The Federal Election Commission, throttled of late by Chinese hackers and staffing shortages, would receive $67.5 million during fiscal year 2015, according to Obama's plan.

That's $500,000 less than the FEC formally requested. It's also millions of dollars less than the agency needs to fill numerous job vacancies and return to last decade's staffing levels, and to clear an estimated 2.1 million-page backlog of unprocessed campaign filings.

The White House's budget proposal pretends to fill the shortfall between the FEC's request and the budget proposal with $430,000 in savings from members of the U.S. Senate electronically filing their campaign finance reports. The Senate, however, shows little sign that it intends to ditch paper for pixels anytime soon.

Even with its requested $68 million — an 3.3 percent increase over the $65.8 million it's receiving in the current fiscal year — the FEC "anticipates significant budgetary challenges" in the months ahead.

"[D]ue to recent funding restrictions, the Commission may now make only the most critical of hires," the FEC wrote the White House's Office of Management and Budget in September, noting it's slashed its staff by 8 percent this decade and filled just six of 21 vacant positions. "These sustained reductions significantly impair the agency's efforts to manage its human capital and ensure that it can hire and retain top performers who deliver the FEC's mission efficiently and effectively."

Among the FEC's most pressing challenges is securing its computer networks. In October, hackers successfully infiltrated its systems and crashed its databases, the Center for Public Integrity reported.

An independent audit declared the FEC at "high risk" of additional attacks, and leaders of two congressional committees say they're investigating its security situation.

The agency is responsible for monitoring and making public the election activities of more than 10,000 political committees and other election season actors this year.  The 2014 midterms are all but assured to be the nation's most expensive ever, meaning the crush of paperwork FEC staffers must process will be greater than ever for a comparable election cycle.

Obama's budget proposal is just the first step in the protracted process of funding the federal government. Congress could yet increase — or decrease — the FEC's allotment for fiscal year 2015 before Obama signs off on a final budget deal.

Earlier this year, Lee Goodman, the FEC's newly installed chairman and a Republican appointee, said the agency's current funding allows it to "address its most pressing priorities." But he stopped short of saying it would allow the FEC to address longer-term challenges.

The president's fiscal 2015 budget proposal also calls for cuts to the budget of the increasingly idled Election Assistance Commission.

This commission, which is supposed to help ensure the integrity of federal elections and voting systems, is slated to receive $10 million next fiscal year. That's down from the more than $11 million this year and the nearly $18 million it got during Obama's first term.
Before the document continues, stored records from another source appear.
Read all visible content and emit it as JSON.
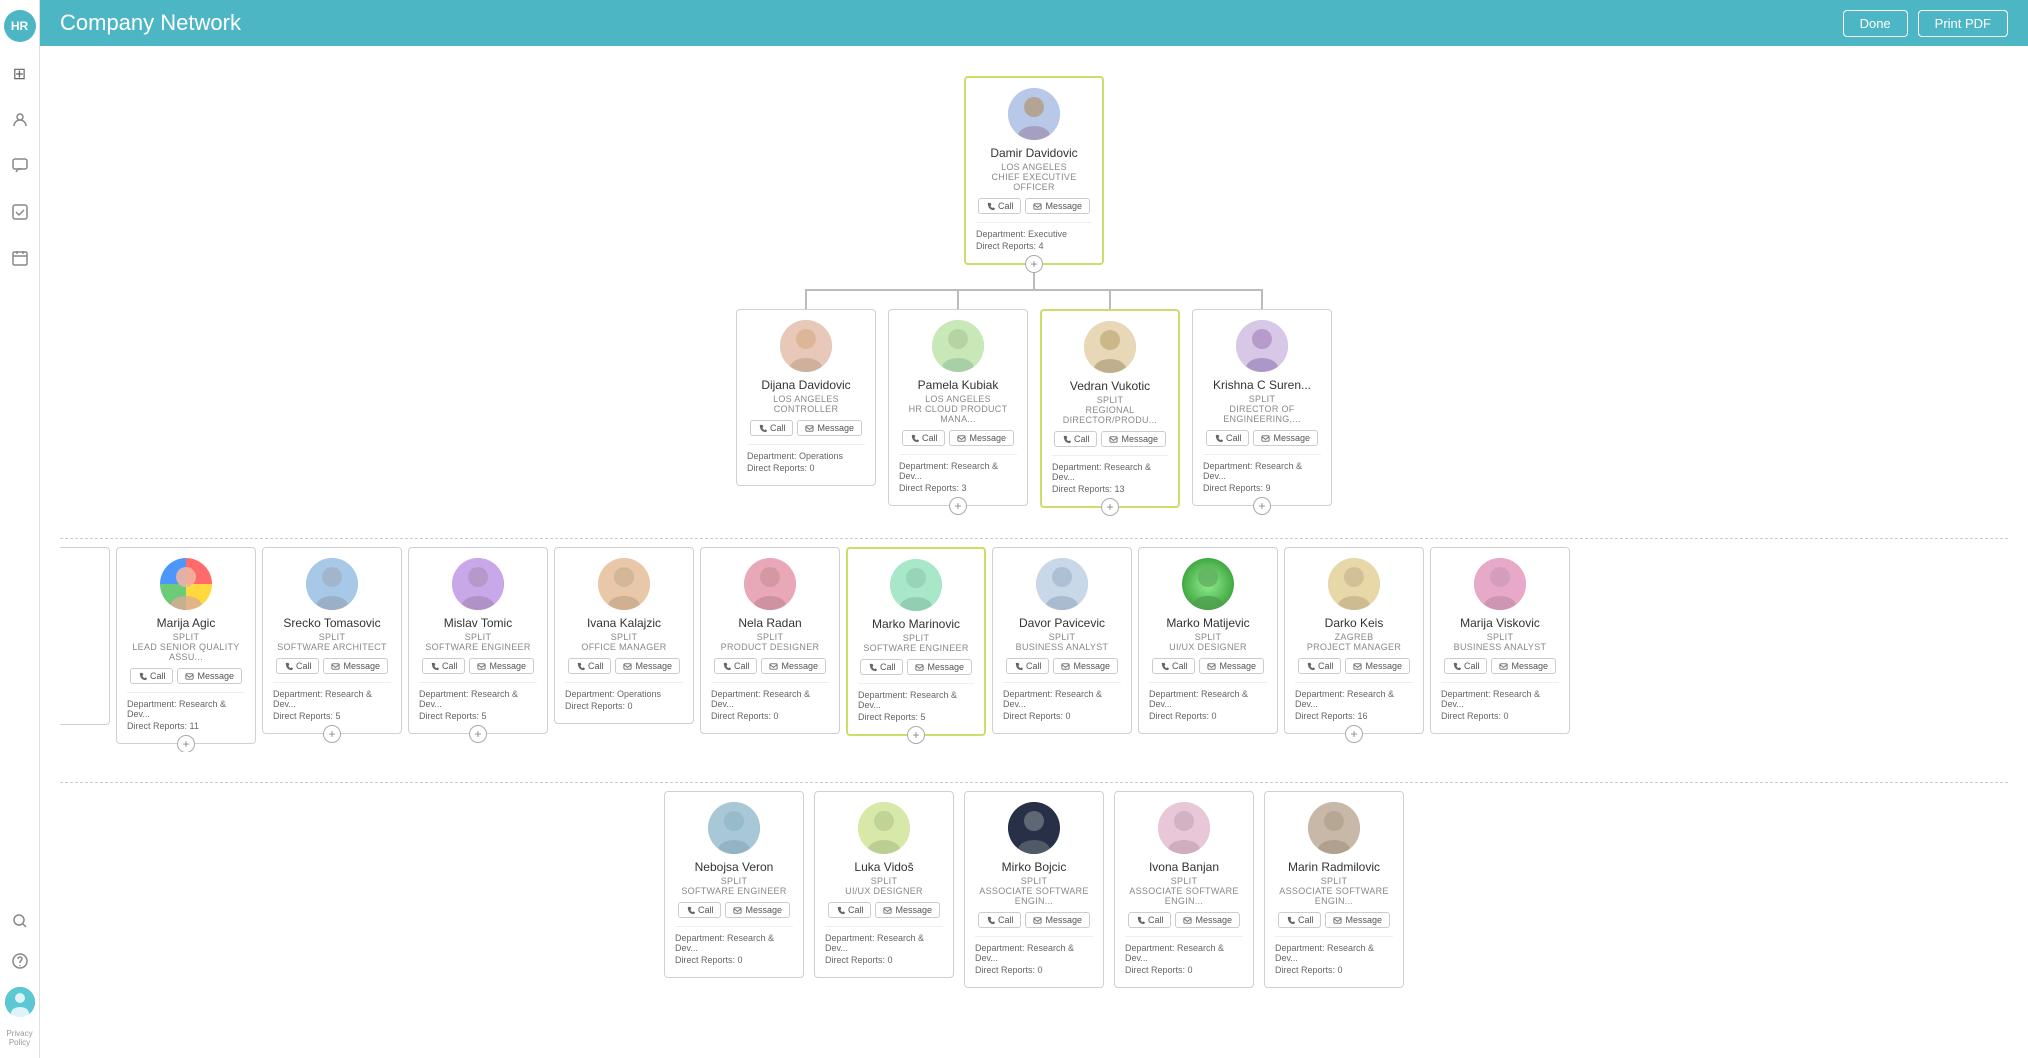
{
  "header": {
    "title": "Company Network",
    "done_label": "Done",
    "print_label": "Print PDF",
    "logo": "HR"
  },
  "sidebar": {
    "icons": [
      {
        "name": "grid-icon",
        "symbol": "⊞",
        "active": false
      },
      {
        "name": "person-icon",
        "symbol": "👤",
        "active": false
      },
      {
        "name": "chat-icon",
        "symbol": "💬",
        "active": false
      },
      {
        "name": "check-icon",
        "symbol": "☑",
        "active": false
      },
      {
        "name": "calendar-icon",
        "symbol": "📅",
        "active": false
      }
    ],
    "bottom": [
      {
        "name": "search-icon",
        "symbol": "🔍"
      },
      {
        "name": "help-icon",
        "symbol": "?"
      }
    ],
    "avatar_initials": "HR",
    "privacy_label": "Privacy\nPolicy"
  },
  "ceo": {
    "name": "Damir Davidovic",
    "location": "LOS ANGELES",
    "title": "CHIEF EXECUTIVE OFFICER",
    "call_label": "Call",
    "message_label": "Message",
    "department": "Executive",
    "direct_reports": "4",
    "highlighted": true
  },
  "level1": [
    {
      "name": "Dijana Davidovic",
      "location": "LOS ANGELES",
      "title": "CONTROLLER",
      "department": "Operations",
      "direct_reports": "0",
      "highlighted": false,
      "av_class": "av-dijana"
    },
    {
      "name": "Pamela Kubiak",
      "location": "LOS ANGELES",
      "title": "HR CLOUD PRODUCT MANA...",
      "department": "Research & Dev...",
      "direct_reports": "3",
      "highlighted": false,
      "av_class": "av-pamela"
    },
    {
      "name": "Vedran Vukotic",
      "location": "SPLIT",
      "title": "REGIONAL DIRECTOR/PRODU...",
      "department": "Research & Dev...",
      "direct_reports": "13",
      "highlighted": true,
      "av_class": "av-vedran"
    },
    {
      "name": "Krishna C Suren...",
      "location": "SPLIT",
      "title": "DIRECTOR OF ENGINEERING,...",
      "department": "Research & Dev...",
      "direct_reports": "9",
      "highlighted": false,
      "av_class": "av-krishna"
    }
  ],
  "level2": [
    {
      "name": "Marija Agic",
      "location": "SPLIT",
      "title": "LEAD SENIOR QUALITY ASSU...",
      "department": "Research & Dev...",
      "direct_reports": "11",
      "highlighted": false,
      "av_class": "av-marija-a",
      "partial_left": true
    },
    {
      "name": "Srecko Tomasovic",
      "location": "SPLIT",
      "title": "SOFTWARE ARCHITECT",
      "department": "Research & Dev...",
      "direct_reports": "5",
      "highlighted": false,
      "av_class": "av-srecko"
    },
    {
      "name": "Mislav Tomic",
      "location": "SPLIT",
      "title": "SOFTWARE ENGINEER",
      "department": "Research & Dev...",
      "direct_reports": "5",
      "highlighted": false,
      "av_class": "av-mislav"
    },
    {
      "name": "Ivana Kalajzic",
      "location": "SPLIT",
      "title": "OFFICE MANAGER",
      "department": "Operations",
      "direct_reports": "0",
      "highlighted": false,
      "av_class": "av-ivana"
    },
    {
      "name": "Nela Radan",
      "location": "SPLIT",
      "title": "PRODUCT DESIGNER",
      "department": "Research & Dev...",
      "direct_reports": "0",
      "highlighted": false,
      "av_class": "av-nela"
    },
    {
      "name": "Marko Marinovic",
      "location": "SPLIT",
      "title": "SOFTWARE ENGINEER",
      "department": "Research & Dev...",
      "direct_reports": "5",
      "highlighted": true,
      "av_class": "av-marko"
    },
    {
      "name": "Davor Pavicevic",
      "location": "SPLIT",
      "title": "BUSINESS ANALYST",
      "department": "Research & Dev...",
      "direct_reports": "0",
      "highlighted": false,
      "av_class": "av-davor"
    },
    {
      "name": "Marko Matijevic",
      "location": "SPLIT",
      "title": "UI/UX DESIGNER",
      "department": "Research & Dev...",
      "direct_reports": "0",
      "highlighted": false,
      "av_class": "av-marko-m"
    },
    {
      "name": "Darko Keis",
      "location": "ZAGREB",
      "title": "PROJECT MANAGER",
      "department": "Research & Dev...",
      "direct_reports": "16",
      "highlighted": false,
      "av_class": "av-darko"
    },
    {
      "name": "Marija Viskovic",
      "location": "SPLIT",
      "title": "BUSINESS ANALYST",
      "department": "Research & Dev...",
      "direct_reports": "0",
      "highlighted": false,
      "av_class": "av-marija-v",
      "partial_right": true
    }
  ],
  "level3": [
    {
      "name": "Nebojsa Veron",
      "location": "SPLIT",
      "title": "SOFTWARE ENGINEER",
      "department": "Research & Dev...",
      "direct_reports": "0",
      "highlighted": false,
      "av_class": "av-nebojsa"
    },
    {
      "name": "Luka Vidoš",
      "location": "SPLIT",
      "title": "UI/UX DESIGNER",
      "department": "Research & Dev...",
      "direct_reports": "0",
      "highlighted": false,
      "av_class": "av-luka"
    },
    {
      "name": "Mirko Bojcic",
      "location": "SPLIT",
      "title": "ASSOCIATE SOFTWARE ENGIN...",
      "department": "Research & Dev...",
      "direct_reports": "0",
      "highlighted": false,
      "av_class": "av-mirko"
    },
    {
      "name": "Ivona Banjan",
      "location": "SPLIT",
      "title": "ASSOCIATE SOFTWARE ENGIN...",
      "department": "Research & Dev...",
      "direct_reports": "0",
      "highlighted": false,
      "av_class": "av-ivona"
    },
    {
      "name": "Marin Radmilovic",
      "location": "SPLIT",
      "title": "ASSOCIATE SOFTWARE ENGIN...",
      "department": "Research & Dev...",
      "direct_reports": "0",
      "highlighted": false,
      "av_class": "av-marin"
    }
  ],
  "labels": {
    "call": "Call",
    "message": "Message",
    "department_prefix": "Department:",
    "direct_reports_prefix": "Direct Reports:"
  }
}
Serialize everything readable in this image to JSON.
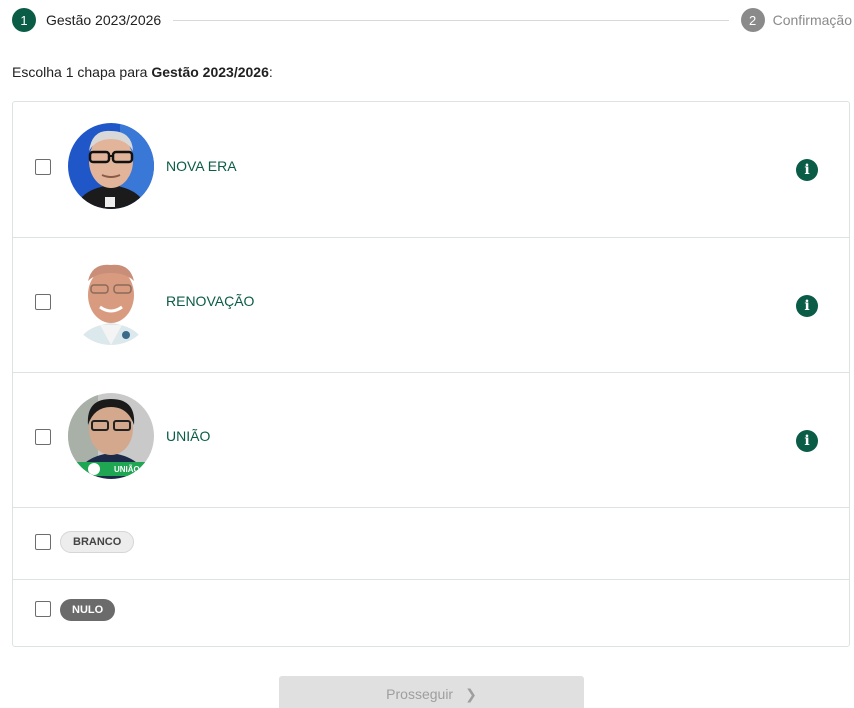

Some Republicans want to disband the Election Assistance Commission altogether.